* **DESCRIPTION OF THE TASK**: Without copying any picture, return all lines below exactly.
---------- INFORMATION SUPPLIED
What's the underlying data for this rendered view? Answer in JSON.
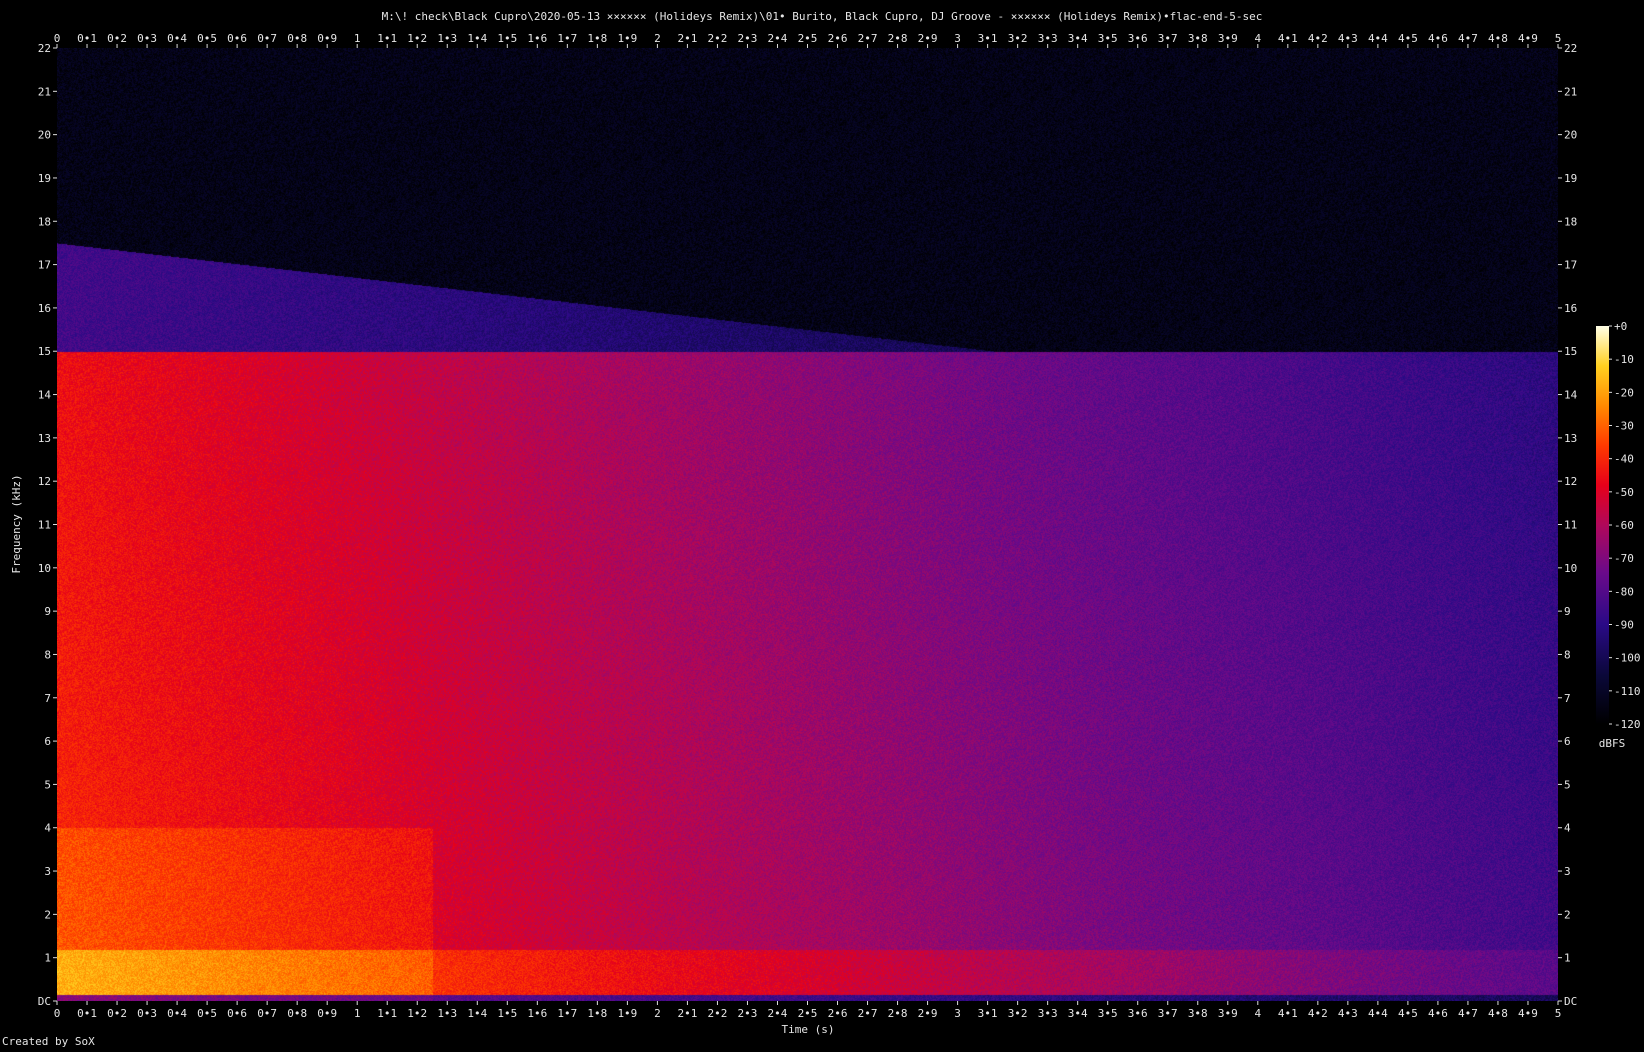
{
  "chart_data": {
    "type": "heatmap",
    "title": "M:\\! check\\Black Cupro\\2020-05-13  ×××××× (Holideys Remix)\\01• Burito, Black Cupro, DJ Groove - ×××××× (Holideys Remix)•flac-end-5-sec",
    "xlabel": "Time (s)",
    "ylabel": "Frequency (kHz)",
    "xlim": [
      0,
      5
    ],
    "ylim": [
      0,
      22
    ],
    "x_ticks": [
      "0",
      "0•1",
      "0•2",
      "0•3",
      "0•4",
      "0•5",
      "0•6",
      "0•7",
      "0•8",
      "0•9",
      "1",
      "1•1",
      "1•2",
      "1•3",
      "1•4",
      "1•5",
      "1•6",
      "1•7",
      "1•8",
      "1•9",
      "2",
      "2•1",
      "2•2",
      "2•3",
      "2•4",
      "2•5",
      "2•6",
      "2•7",
      "2•8",
      "2•9",
      "3",
      "3•1",
      "3•2",
      "3•3",
      "3•4",
      "3•5",
      "3•6",
      "3•7",
      "3•8",
      "3•9",
      "4",
      "4•1",
      "4•2",
      "4•3",
      "4•4",
      "4•5",
      "4•6",
      "4•7",
      "4•8",
      "4•9",
      "5"
    ],
    "y_ticks": [
      "DC",
      "1",
      "2",
      "3",
      "4",
      "5",
      "6",
      "7",
      "8",
      "9",
      "10",
      "11",
      "12",
      "13",
      "14",
      "15",
      "16",
      "17",
      "18",
      "19",
      "20",
      "21",
      "22"
    ],
    "colorbar": {
      "label": "dBFS",
      "ticks": [
        "+0",
        "-10",
        "-20",
        "-30",
        "-40",
        "-50",
        "-60",
        "-70",
        "-80",
        "-90",
        "-100",
        "-110",
        "-120"
      ],
      "range": [
        -120,
        0
      ]
    },
    "features": {
      "lowpass_cutoff_khz_start": 17.5,
      "lowpass_cutoff_khz_end": 15.0,
      "secondary_band_khz": 15.0,
      "energy_trend": "decreasing over time (fade-out)"
    },
    "footer": "Created by SoX"
  }
}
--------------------
* **EXERCISE SOLUTION**:
What's the underlying data for this rendered view? Answer in JSON.
{
  "chart_data": {
    "type": "heatmap",
    "title": "M:\\! check\\Black Cupro\\2020-05-13  ×××××× (Holideys Remix)\\01• Burito, Black Cupro, DJ Groove - ×××××× (Holideys Remix)•flac-end-5-sec",
    "xlabel": "Time (s)",
    "ylabel": "Frequency (kHz)",
    "xlim": [
      0,
      5
    ],
    "ylim": [
      0,
      22
    ],
    "x_ticks": [
      "0",
      "0•1",
      "0•2",
      "0•3",
      "0•4",
      "0•5",
      "0•6",
      "0•7",
      "0•8",
      "0•9",
      "1",
      "1•1",
      "1•2",
      "1•3",
      "1•4",
      "1•5",
      "1•6",
      "1•7",
      "1•8",
      "1•9",
      "2",
      "2•1",
      "2•2",
      "2•3",
      "2•4",
      "2•5",
      "2•6",
      "2•7",
      "2•8",
      "2•9",
      "3",
      "3•1",
      "3•2",
      "3•3",
      "3•4",
      "3•5",
      "3•6",
      "3•7",
      "3•8",
      "3•9",
      "4",
      "4•1",
      "4•2",
      "4•3",
      "4•4",
      "4•5",
      "4•6",
      "4•7",
      "4•8",
      "4•9",
      "5"
    ],
    "y_ticks": [
      "DC",
      "1",
      "2",
      "3",
      "4",
      "5",
      "6",
      "7",
      "8",
      "9",
      "10",
      "11",
      "12",
      "13",
      "14",
      "15",
      "16",
      "17",
      "18",
      "19",
      "20",
      "21",
      "22"
    ],
    "colorbar": {
      "label": "dBFS",
      "ticks": [
        "+0",
        "-10",
        "-20",
        "-30",
        "-40",
        "-50",
        "-60",
        "-70",
        "-80",
        "-90",
        "-100",
        "-110",
        "-120"
      ],
      "range": [
        -120,
        0
      ]
    },
    "features": {
      "lowpass_cutoff_khz_start": 17.5,
      "lowpass_cutoff_khz_end": 15.0,
      "secondary_band_khz": 15.0,
      "energy_trend": "decreasing over time (fade-out)"
    },
    "footer": "Created by SoX"
  }
}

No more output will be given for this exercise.